- **TASK DETAILS**
Pick out each line of the records that includes the string "不删档测试", and copy it.

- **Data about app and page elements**
= = = = =

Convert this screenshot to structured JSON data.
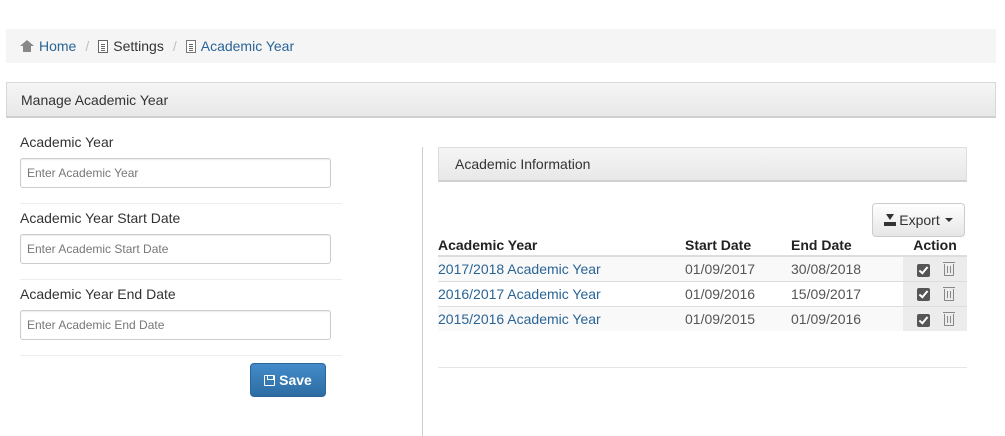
{
  "breadcrumb": {
    "home": "Home",
    "settings": "Settings",
    "current": "Academic Year"
  },
  "panel": {
    "title": "Manage Academic Year"
  },
  "form": {
    "year_label": "Academic Year",
    "year_placeholder": "Enter Academic Year",
    "start_label": "Academic Year Start Date",
    "start_placeholder": "Enter Academic Start Date",
    "end_label": "Academic Year End Date",
    "end_placeholder": "Enter Academic End Date",
    "save_label": "Save"
  },
  "info": {
    "title": "Academic Information",
    "export_label": "Export",
    "columns": [
      "Academic Year",
      "Start Date",
      "End Date",
      "Action"
    ],
    "rows": [
      {
        "year": "2017/2018 Academic Year",
        "start": "01/09/2017",
        "end": "30/08/2018"
      },
      {
        "year": "2016/2017 Academic Year",
        "start": "01/09/2016",
        "end": "15/09/2017"
      },
      {
        "year": "2015/2016 Academic Year",
        "start": "01/09/2015",
        "end": "01/09/2016"
      }
    ]
  },
  "colors": {
    "link": "#2a6496",
    "primary_button": "#428bca"
  },
  "icons": {
    "home": "home-icon",
    "settings": "document-icon",
    "current": "file-icon",
    "save": "floppy-disk-icon",
    "export": "download-icon",
    "edit": "check-square-icon",
    "delete": "trash-icon"
  }
}
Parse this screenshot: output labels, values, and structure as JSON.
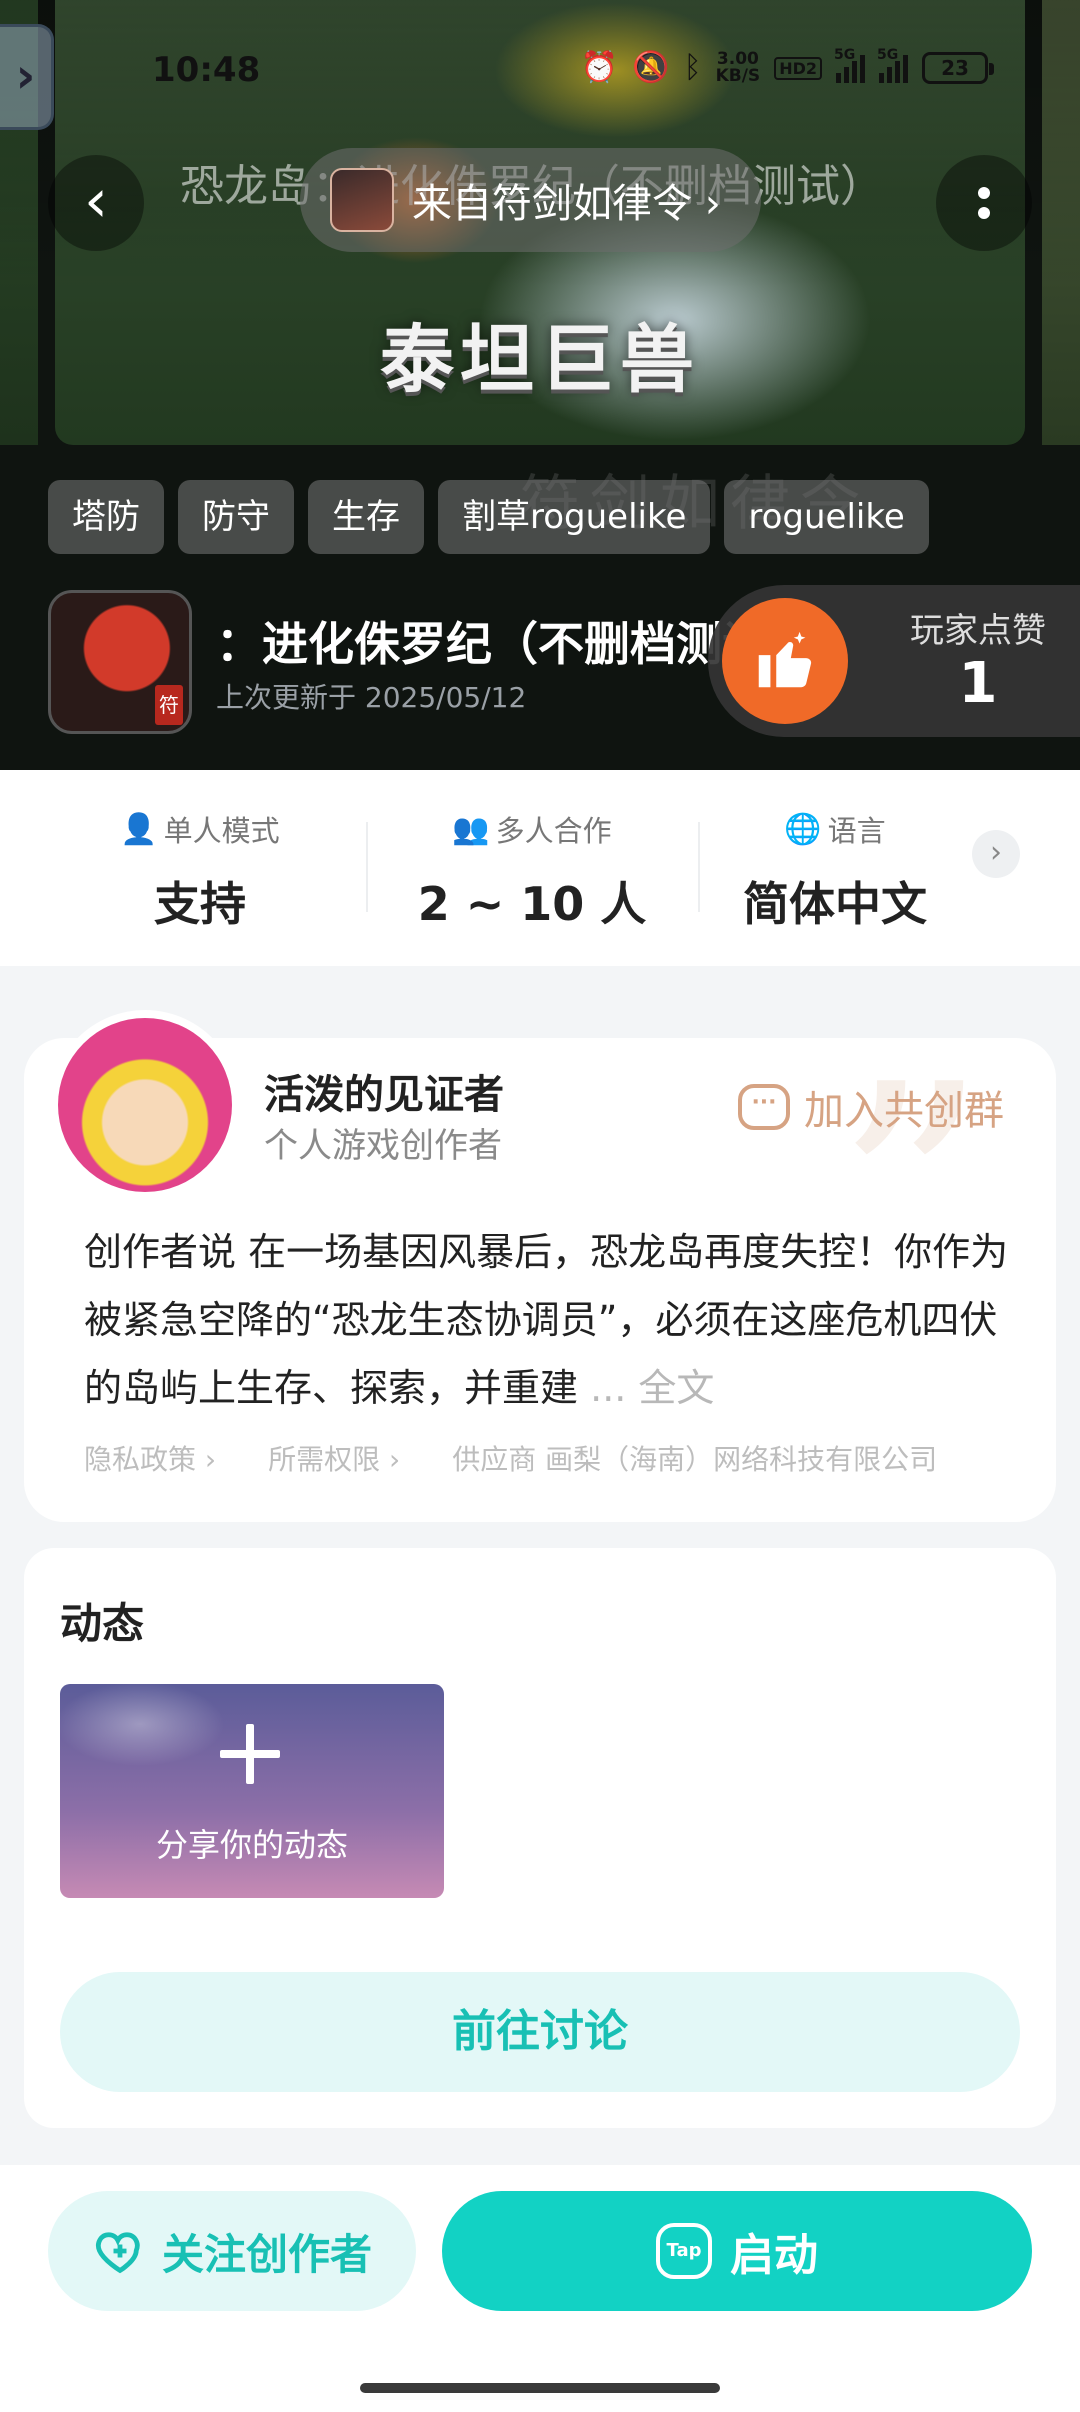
{
  "status_bar": {
    "time": "10:48",
    "net_speed_value": "3.00",
    "net_speed_unit": "KB/S",
    "hd_label": "HD2",
    "sig1_label": "5G",
    "sig2_label": "5G",
    "battery": "23"
  },
  "hero": {
    "banner_title": "泰坦巨兽",
    "ghost_title": "恐龙岛：进化侏罗纪（不删档测试）",
    "source_label": "来自符剑如律令 ›",
    "watermark": "符剑如律令",
    "tags": [
      "塔防",
      "防守",
      "生存",
      "割草roguelike",
      "roguelike"
    ],
    "game_title": "：进化侏罗纪（不删档测试）",
    "icon_badge": "符",
    "updated": "上次更新于 2025/05/12",
    "like_label": "玩家点赞",
    "like_count": "1"
  },
  "info": {
    "single_label": "单人模式",
    "single_value": "支持",
    "multi_label": "多人合作",
    "multi_value": "2 ~ 10 人",
    "lang_label": "语言",
    "lang_value": "简体中文"
  },
  "creator": {
    "name": "活泼的见证者",
    "role": "个人游戏创作者",
    "join_label": "加入共创群",
    "desc_prefix": "创作者说 ",
    "desc": "在一场基因风暴后，恐龙岛再度失控！你作为被紧急空降的“恐龙生态协调员”，必须在这座危机四伏的岛屿上生存、探索，并重建",
    "desc_more": "... 全文",
    "link_privacy": "隐私政策 ›",
    "link_permissions": "所需权限 ›",
    "link_supplier": "供应商 画梨（海南）网络科技有限公司"
  },
  "feed": {
    "title": "动态",
    "share_label": "分享你的动态",
    "discuss_label": "前往讨论"
  },
  "bottom": {
    "follow_label": "关注创作者",
    "launch_label": "启动",
    "tap_icon_text": "Tap"
  },
  "colors": {
    "accent_teal": "#12d2c4",
    "like_orange": "#f06a28",
    "join_tan": "#d6a383"
  },
  "icons": {
    "back": "chevron-left-icon",
    "more": "more-vertical-icon",
    "like": "thumbs-up-icon",
    "single": "user-icon",
    "multi": "users-icon",
    "lang": "globe-icon",
    "join": "chat-plus-icon",
    "follow": "heart-plus-icon",
    "launch": "tap-logo-icon"
  }
}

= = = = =

- **WORKED SOLUTION**
    "ghost_title": "恐龙岛：进化侏罗纪（不删档测试）",
    "game_title": "：进化侏罗纪（不删档测试）",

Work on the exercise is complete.